Judge Shields TPP From Freedom Of Information Act
Note: The court rejected the FOIA request for the TPP claiming a national security exemption in the statute. The US has a tendency to over-classify and when trade agreements are classified documents it makes it almost impossible to get them under FOIA.
MANHATTAN (CN) – Drafts of the “vast, sweeping” trade agreement that the United States is secretly negotiating with 11 other world powers are not subject to the Freedom of Information Act, a federal judge ruled. The Trans-Pacific Partnership is a proposed trade agreement between 12 countries bordering the Pacific Rim setting international standards over labor, the environment, agriculture, medicine, labor, the Internet, human rights, intellectual property rights and many other issues.
Though first announced to Congress in 2009, a confidentiality agreement that the participating countries reached protects their proposals from public disclosure until there is a final agreement. Most information about the deal has come to light through leaks to the press. WikiLeaks, which has already disclosed multiple chapters, offered a $100,000 bounty this past summer for the full text of the draft chapters.
Intellectual Property Watch, a nonprofit news outlet better known as IP Watch, and its editor-in-chief William New took a more traditional path to wresting out the information. In 2012, the group sent the U.S. Trade Representative a wide-ranging FOIA request that sought draft chapters of the U.S. positions, plus the trade representative’s communications with the so-called Industry Trade Advisory Committees. President Barack Obama appointed these ITACs to consul on U.S. interests.

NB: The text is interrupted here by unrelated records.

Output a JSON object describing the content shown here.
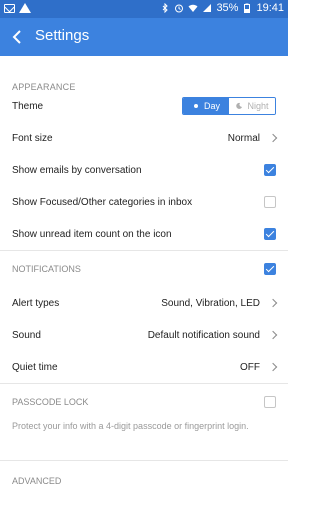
{
  "status_bar": {
    "battery_percent": "35%",
    "time": "19:41"
  },
  "app_bar": {
    "title": "Settings"
  },
  "appearance": {
    "header": "APPEARANCE",
    "theme": {
      "label": "Theme",
      "options": [
        "Day",
        "Night"
      ],
      "selected": "Day"
    },
    "font_size": {
      "label": "Font size",
      "value": "Normal"
    },
    "show_emails_by_conversation": {
      "label": "Show emails by conversation",
      "checked": true
    },
    "focused_other": {
      "label": "Show Focused/Other categories in inbox",
      "checked": false
    },
    "unread_count": {
      "label": "Show unread item count on the icon",
      "checked": true
    }
  },
  "notifications": {
    "header": "NOTIFICATIONS",
    "checked": true,
    "alert_types": {
      "label": "Alert types",
      "value": "Sound, Vibration, LED"
    },
    "sound": {
      "label": "Sound",
      "value": "Default notification sound"
    },
    "quiet_time": {
      "label": "Quiet time",
      "value": "OFF"
    }
  },
  "passcode": {
    "header": "PASSCODE LOCK",
    "checked": false,
    "description": "Protect your info with a 4-digit passcode or fingerprint login."
  },
  "advanced": {
    "header": "ADVANCED"
  },
  "colors": {
    "status_bar": "#2f6fc9",
    "app_bar": "#3c82df",
    "accent": "#3c82df"
  }
}
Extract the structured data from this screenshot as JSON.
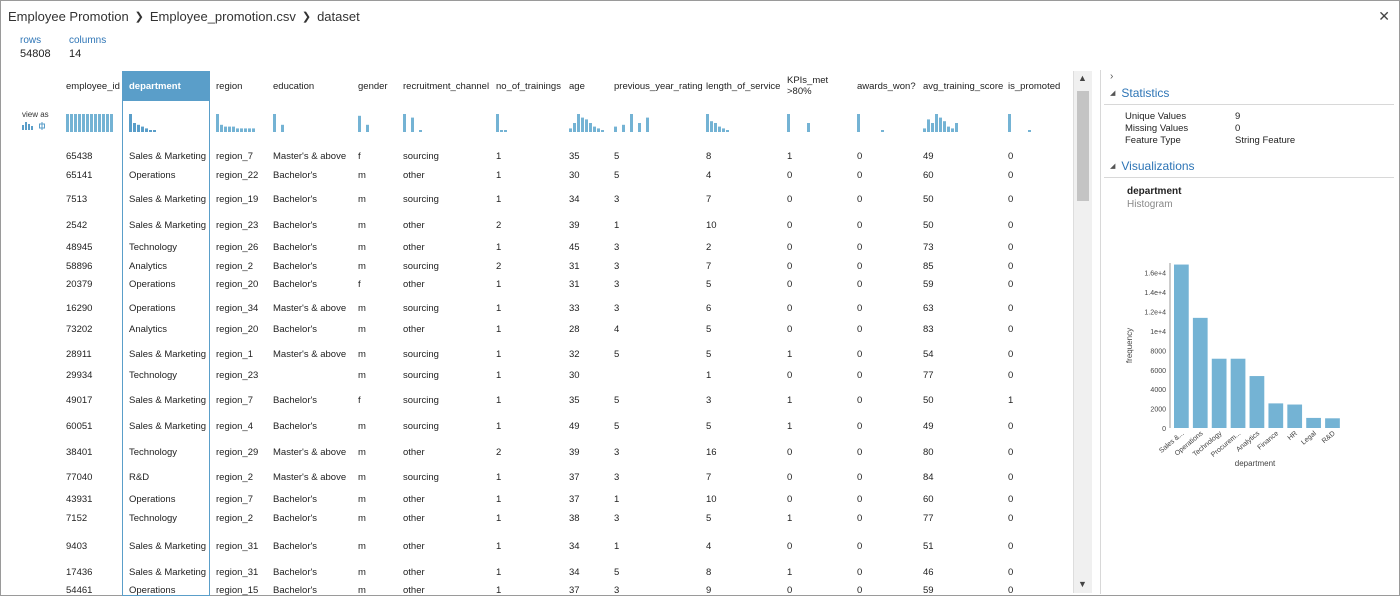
{
  "breadcrumb": {
    "items": [
      "Employee Promotion",
      "Employee_promotion.csv",
      "dataset"
    ]
  },
  "meta": {
    "rows_label": "rows",
    "rows_value": "54808",
    "columns_label": "columns",
    "columns_value": "14"
  },
  "view_as_label": "view as",
  "columns": [
    {
      "label": "employee_id"
    },
    {
      "label": "department"
    },
    {
      "label": "region"
    },
    {
      "label": "education"
    },
    {
      "label": "gender"
    },
    {
      "label": "recruitment_channel"
    },
    {
      "label": "no_of_trainings"
    },
    {
      "label": "age"
    },
    {
      "label": "previous_year_rating"
    },
    {
      "label": "length_of_service"
    },
    {
      "label": "KPIs_met >80%"
    },
    {
      "label": "awards_won?"
    },
    {
      "label": "avg_training_score"
    },
    {
      "label": "is_promoted"
    }
  ],
  "rows": [
    [
      "65438",
      "Sales & Marketing",
      "region_7",
      "Master's & above",
      "f",
      "sourcing",
      "1",
      "35",
      "5",
      "8",
      "1",
      "0",
      "49",
      "0"
    ],
    [
      "65141",
      "Operations",
      "region_22",
      "Bachelor's",
      "m",
      "other",
      "1",
      "30",
      "5",
      "4",
      "0",
      "0",
      "60",
      "0"
    ],
    [
      "7513",
      "Sales & Marketing",
      "region_19",
      "Bachelor's",
      "m",
      "sourcing",
      "1",
      "34",
      "3",
      "7",
      "0",
      "0",
      "50",
      "0"
    ],
    [
      "2542",
      "Sales & Marketing",
      "region_23",
      "Bachelor's",
      "m",
      "other",
      "2",
      "39",
      "1",
      "10",
      "0",
      "0",
      "50",
      "0"
    ],
    [
      "48945",
      "Technology",
      "region_26",
      "Bachelor's",
      "m",
      "other",
      "1",
      "45",
      "3",
      "2",
      "0",
      "0",
      "73",
      "0"
    ],
    [
      "58896",
      "Analytics",
      "region_2",
      "Bachelor's",
      "m",
      "sourcing",
      "2",
      "31",
      "3",
      "7",
      "0",
      "0",
      "85",
      "0"
    ],
    [
      "20379",
      "Operations",
      "region_20",
      "Bachelor's",
      "f",
      "other",
      "1",
      "31",
      "3",
      "5",
      "0",
      "0",
      "59",
      "0"
    ],
    [
      "16290",
      "Operations",
      "region_34",
      "Master's & above",
      "m",
      "sourcing",
      "1",
      "33",
      "3",
      "6",
      "0",
      "0",
      "63",
      "0"
    ],
    [
      "73202",
      "Analytics",
      "region_20",
      "Bachelor's",
      "m",
      "other",
      "1",
      "28",
      "4",
      "5",
      "0",
      "0",
      "83",
      "0"
    ],
    [
      "28911",
      "Sales & Marketing",
      "region_1",
      "Master's & above",
      "m",
      "sourcing",
      "1",
      "32",
      "5",
      "5",
      "1",
      "0",
      "54",
      "0"
    ],
    [
      "29934",
      "Technology",
      "region_23",
      "",
      "m",
      "sourcing",
      "1",
      "30",
      "",
      "1",
      "0",
      "0",
      "77",
      "0"
    ],
    [
      "49017",
      "Sales & Marketing",
      "region_7",
      "Bachelor's",
      "f",
      "sourcing",
      "1",
      "35",
      "5",
      "3",
      "1",
      "0",
      "50",
      "1"
    ],
    [
      "60051",
      "Sales & Marketing",
      "region_4",
      "Bachelor's",
      "m",
      "sourcing",
      "1",
      "49",
      "5",
      "5",
      "1",
      "0",
      "49",
      "0"
    ],
    [
      "38401",
      "Technology",
      "region_29",
      "Master's & above",
      "m",
      "other",
      "2",
      "39",
      "3",
      "16",
      "0",
      "0",
      "80",
      "0"
    ],
    [
      "77040",
      "R&D",
      "region_2",
      "Master's & above",
      "m",
      "sourcing",
      "1",
      "37",
      "3",
      "7",
      "0",
      "0",
      "84",
      "0"
    ],
    [
      "43931",
      "Operations",
      "region_7",
      "Bachelor's",
      "m",
      "other",
      "1",
      "37",
      "1",
      "10",
      "0",
      "0",
      "60",
      "0"
    ],
    [
      "7152",
      "Technology",
      "region_2",
      "Bachelor's",
      "m",
      "other",
      "1",
      "38",
      "3",
      "5",
      "1",
      "0",
      "77",
      "0"
    ],
    [
      "9403",
      "Sales & Marketing",
      "region_31",
      "Bachelor's",
      "m",
      "other",
      "1",
      "34",
      "1",
      "4",
      "0",
      "0",
      "51",
      "0"
    ],
    [
      "17436",
      "Sales & Marketing",
      "region_31",
      "Bachelor's",
      "m",
      "other",
      "1",
      "34",
      "5",
      "8",
      "1",
      "0",
      "46",
      "0"
    ],
    [
      "54461",
      "Operations",
      "region_15",
      "Bachelor's",
      "m",
      "other",
      "1",
      "37",
      "3",
      "9",
      "0",
      "0",
      "59",
      "0"
    ]
  ],
  "panel": {
    "statistics_title": "Statistics",
    "stats": [
      {
        "label": "Unique Values",
        "value": "9"
      },
      {
        "label": "Missing Values",
        "value": "0"
      },
      {
        "label": "Feature Type",
        "value": "String Feature"
      }
    ],
    "visualizations_title": "Visualizations",
    "viz_name": "department",
    "viz_type": "Histogram"
  },
  "chart_data": {
    "type": "bar",
    "categories": [
      "Sales &...",
      "Operations",
      "Technology",
      "Procurem...",
      "Analytics",
      "Finance",
      "HR",
      "Legal",
      "R&D"
    ],
    "values": [
      16840,
      11348,
      7138,
      7138,
      5352,
      2536,
      2418,
      1039,
      999
    ],
    "xlabel": "department",
    "ylabel": "frequency",
    "ylim": [
      0,
      17000
    ],
    "yticks": [
      0,
      2000,
      4000,
      6000,
      8000,
      10000,
      12000,
      14000,
      16000
    ],
    "ytick_labels": [
      "0",
      "2000",
      "4000",
      "6000",
      "8000",
      "1e+4",
      "1.2e+4",
      "1.4e+4",
      "1.6e+4"
    ],
    "bar_color": "#74b3d4",
    "grid": false,
    "legend": "none"
  },
  "colors": {
    "accent": "#2e75b6",
    "selected_header": "#5a9ec9",
    "histogram_bar": "#74b3d4"
  }
}
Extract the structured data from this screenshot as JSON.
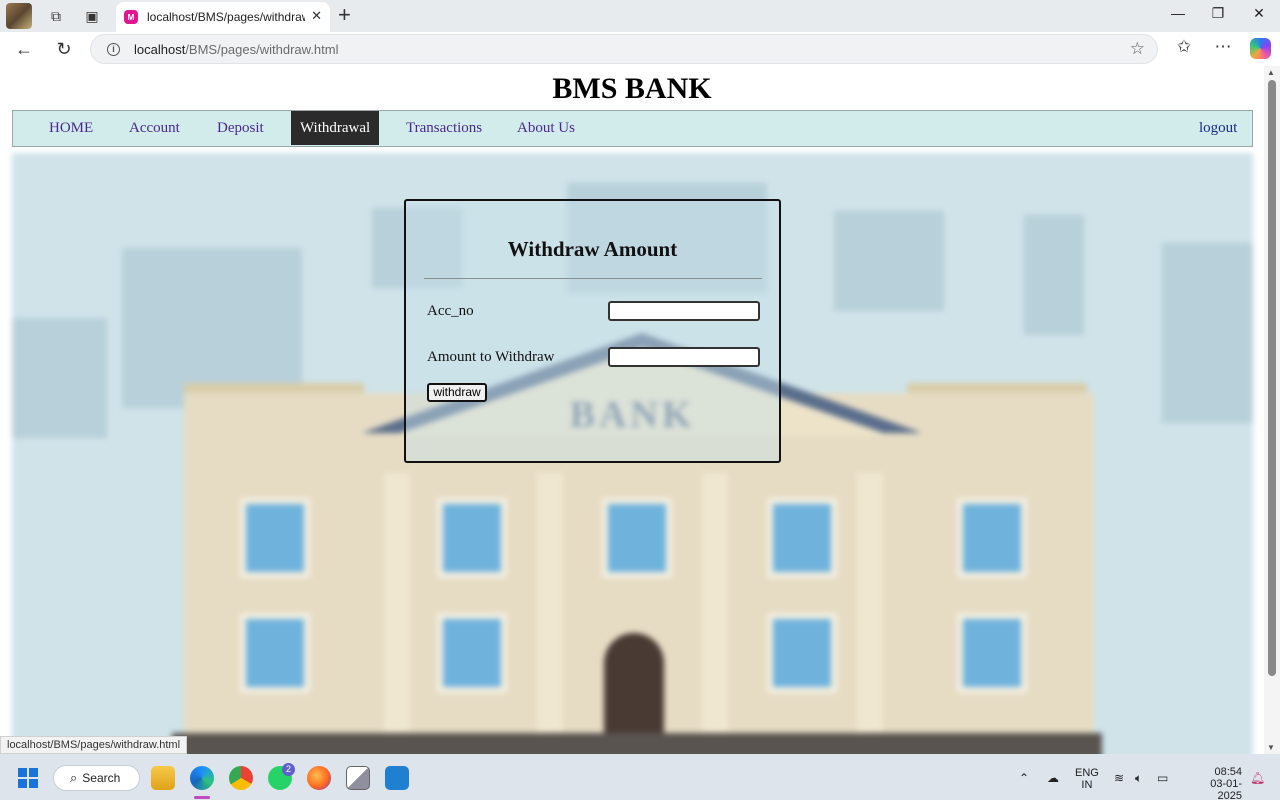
{
  "browser": {
    "tab_title": "localhost/BMS/pages/withdraw.ht",
    "url_host": "localhost",
    "url_path": "/BMS/pages/withdraw.html",
    "status_url": "localhost/BMS/pages/withdraw.html"
  },
  "site": {
    "title": "BMS BANK",
    "nav": [
      {
        "label": "HOME"
      },
      {
        "label": "Account"
      },
      {
        "label": "Deposit"
      },
      {
        "label": "Withdrawal",
        "active": true
      },
      {
        "label": "Transactions"
      },
      {
        "label": "About Us"
      }
    ],
    "logout_label": "logout",
    "background_sign": "BANK"
  },
  "form": {
    "title": "Withdraw Amount",
    "acc_label": "Acc_no",
    "acc_value": "",
    "amount_label": "Amount to Withdraw",
    "amount_value": "",
    "submit_label": "withdraw"
  },
  "taskbar": {
    "search_label": "Search",
    "whatsapp_badge": "2",
    "lang_top": "ENG",
    "lang_bottom": "IN",
    "time": "08:54",
    "date": "03-01-2025"
  },
  "colors": {
    "nav_bg": "#d2ecec",
    "nav_active_bg": "#2b2b2b",
    "nav_link": "#4a2a8a"
  }
}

The Washington-based advocacy group Public Citizen estimates that more than 500 corporate “trade advisors” have special access to such information in this role>
Though the U.S. Trade Representative refused to release the drafts under an exemption protecting national-security information, the agency did disclose roughly 400 pages of the emails of discussions with the ITACs.IP Watch then sued the agency in Manhattan to acquire the withheld documents.
Earlier this year, the website’s attorney Jonathan Manes noted in a brief that the disclosure of the records would not violate the confidentiality agreement because the website sought only the positions of the United States, not those of other countries. Manes, who works with Yale University’s Media Freedom and Information Access Clinic, added that the trade representative never “described actual harm” from the disclosure.
Barbara Weisel, an assistant U.S. Trade Representative for Southeast Asia and the Pacific, told the court that the documents contain “summaries about the work and progress” in TPP negotiations and “candid assessments” about reaching consensus with other countries. U.S. District Judge Edgardo Ramos nevertheless called the threat of harm “at the very least, plausible,” at least with regards to “foreign relations.” “As plaintiffs fail to recognize, disclosure may very well reduce the U.S.’s flexibility and complicate information exchanges and bargaining with other countries not involved in TPP negotiations, regardless of the fact that the other 11 countries participating in the TPP are already privy to U.S. positions and proposals,” the 35-page opinion released Friday states.
Since corporate advisers are consultants, not federal agencies, however, the judge question the U.S. Trade Representative’s use of an exemption concerning interagency communications to withhold some of its emails with the ITACs. The parties will continue to spar over whether other emails are protected under exemptions protecting trade secrets or nondisclosure provisions of other statutes.
In pushing this part of the litigation forward, Ramos ripped the U.S. Trade Representative for making “conclusory” declarations in support of withholding information that “cast doubt on the care and thoughtfulness with which the redactions were made.” The U.S. Trade Representative’s office did not immediately respond to a request for comment.
In a phone interview, IP Watch’s attorney Manes said that “upshot” of the judge’s national-security finding is that “these kind of trade negotiations will continue to be negotiated in secret” until a final deal has been reached.
Since Congress can decide only whether to approve – but not amend – an agreement, this arrangement leaves the public with “no meaningful input in these lawmaking processes,” Manes lamented.
As the TPP negotiators kicked off another round of talks this week in Atlanta, Ga., multiple news outlets are speculating that a deal may be imminent. Politico quoted U.S. Trade Representative Michael Froman dispelling the rumors of a rush toward an agreement, but Canada’s Macleans magazine reported that its country’s conservative government is pushing for consensus before the weekend in a “final sprint toward election day.”
The TPP is also shaping up to be an electoral issue in the United States, with presidential candidates from both parties expressing skepticism of the opaque treaty with potentially massive implications on a variety of issues in their platforms.
Manes believes that the information his clients may still receive can inform the public debate by illuminating who advocated for what positions, and whose interest the deal serves. “We hope that those disclosures can happen before the agreement’s finalized, but even afterward, I think there’s historical interest and lessons to be learned for future negotiations,” he said.